The communist philosophy originated in Russia during the mid-19th century. It is both a political and economic system. Communism is somewhat based on the socialist philosophy, but is different in many ways. Some people refer to communism as socialism, but this is very misleading. Karl Marx and Friedrich Engels published a pamphlet titled "Manifesto of the Communist Party" in 1848. Marx and Engels named their system "communist," rather than "socialist," to distinguish it from utopian socialism.

Very Persuasive Communists Demonstrating in Paris, France.

Very Persuasive Communists Demonstrating in Paris, France.
National Archives and Records Administration.
Still Picture Branch; College Park, Maryland.

The manifesto defines communism as the abolition of private property. Near the end of the Communist Manifesto, they called for the forcible overthrow of all existing social institutions. The manifesto did not define most other aspects of the movement, however, so many details were left open to change. This created the possibility for major fundamental changes when Lenin, sometimes known as Nikolai Lenin, came to power in the revolution of 1917. Many changes may have resulted from the numerous problems encountered while establishing a new government in Russia.

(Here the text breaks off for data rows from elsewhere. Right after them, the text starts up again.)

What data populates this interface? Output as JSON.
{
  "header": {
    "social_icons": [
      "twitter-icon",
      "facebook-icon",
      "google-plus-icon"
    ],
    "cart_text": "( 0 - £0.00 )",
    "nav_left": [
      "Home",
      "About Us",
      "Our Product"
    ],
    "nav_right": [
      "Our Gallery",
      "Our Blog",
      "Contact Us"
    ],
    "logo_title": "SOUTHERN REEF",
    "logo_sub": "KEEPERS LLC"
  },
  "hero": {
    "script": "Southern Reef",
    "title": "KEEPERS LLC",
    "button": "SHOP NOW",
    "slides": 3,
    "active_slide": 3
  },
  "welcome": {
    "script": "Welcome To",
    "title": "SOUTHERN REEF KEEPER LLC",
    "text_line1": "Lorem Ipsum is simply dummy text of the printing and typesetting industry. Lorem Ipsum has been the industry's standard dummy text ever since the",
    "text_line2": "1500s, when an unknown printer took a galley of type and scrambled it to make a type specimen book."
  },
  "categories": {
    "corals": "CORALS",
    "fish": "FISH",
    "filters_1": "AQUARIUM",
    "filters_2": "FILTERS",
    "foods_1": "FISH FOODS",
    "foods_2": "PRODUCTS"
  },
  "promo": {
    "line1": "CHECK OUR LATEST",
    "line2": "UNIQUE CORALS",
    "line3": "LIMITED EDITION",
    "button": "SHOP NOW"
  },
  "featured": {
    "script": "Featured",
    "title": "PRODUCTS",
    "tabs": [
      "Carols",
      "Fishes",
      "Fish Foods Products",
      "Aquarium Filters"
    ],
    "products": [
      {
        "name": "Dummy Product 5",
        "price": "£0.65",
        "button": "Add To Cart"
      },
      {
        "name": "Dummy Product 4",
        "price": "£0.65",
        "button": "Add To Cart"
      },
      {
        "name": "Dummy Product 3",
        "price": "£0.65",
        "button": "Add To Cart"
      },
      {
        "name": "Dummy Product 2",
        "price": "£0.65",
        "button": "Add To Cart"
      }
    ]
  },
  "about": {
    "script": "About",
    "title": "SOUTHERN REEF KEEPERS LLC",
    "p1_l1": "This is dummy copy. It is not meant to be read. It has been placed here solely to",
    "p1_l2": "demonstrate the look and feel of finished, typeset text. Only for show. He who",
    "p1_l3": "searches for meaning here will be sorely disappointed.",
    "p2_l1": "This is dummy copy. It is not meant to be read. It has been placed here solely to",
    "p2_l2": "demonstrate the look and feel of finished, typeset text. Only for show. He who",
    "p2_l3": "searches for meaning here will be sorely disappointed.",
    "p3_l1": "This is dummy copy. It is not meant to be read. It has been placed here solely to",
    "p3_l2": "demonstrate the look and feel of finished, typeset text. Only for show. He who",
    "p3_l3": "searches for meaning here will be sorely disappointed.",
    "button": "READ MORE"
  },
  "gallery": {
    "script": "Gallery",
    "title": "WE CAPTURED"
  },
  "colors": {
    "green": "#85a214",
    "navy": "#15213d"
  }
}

Lenin had many problems setting up the new government and establishing a working economic system.

He nearly destroyed all that remained of the Russian economy. An emergency transitional system was set up to avert a complete economic collapse, and then Lenin died in 1924. It then fell upon Lenin's successor, Joseph Stalin, to devise a working economic system. Stalin never changed the economic structure and the transitional system stayed. In a way, the Communists never created an economic system and kept the transitional system until the economic catastrophes of the 1980s and 1990s. It is clear that economics are far more powerful than even the most powerful totalitarian governments.

Lenin, the mastermind of the revolution, did not believe that ordinary workers could know what is best for them and he believed that full-time managers should control them. Lenin's views created a more severe government than some of the followers of Marxist philosophies had envisioned, and the party split into two factions. One of the factions, Lenin's Bolsheviks, believed in more government control of the country and the other faction, the Mensheviks, were more moderate. After Lenin's death, Joseph Stalin strengthened the communist party in Russia and promoted communism in other nations. Eventually, the communist system became one of totalitarian control. Russia was the only communist country until after World War II.

The Communist Manifesto stated the belief that the basis of communism was historical materialism. Marx and Engels believed that economic forces determine the course of history. They thought that they could explain all history as a struggle between the ruling classes and oppressed groups. Marx thought that capitalism must inevitably give way to socialism. This would come about through a struggle between the bourgeoisie, who owned the factories and machines and the proletariat, the class of modern wage earners.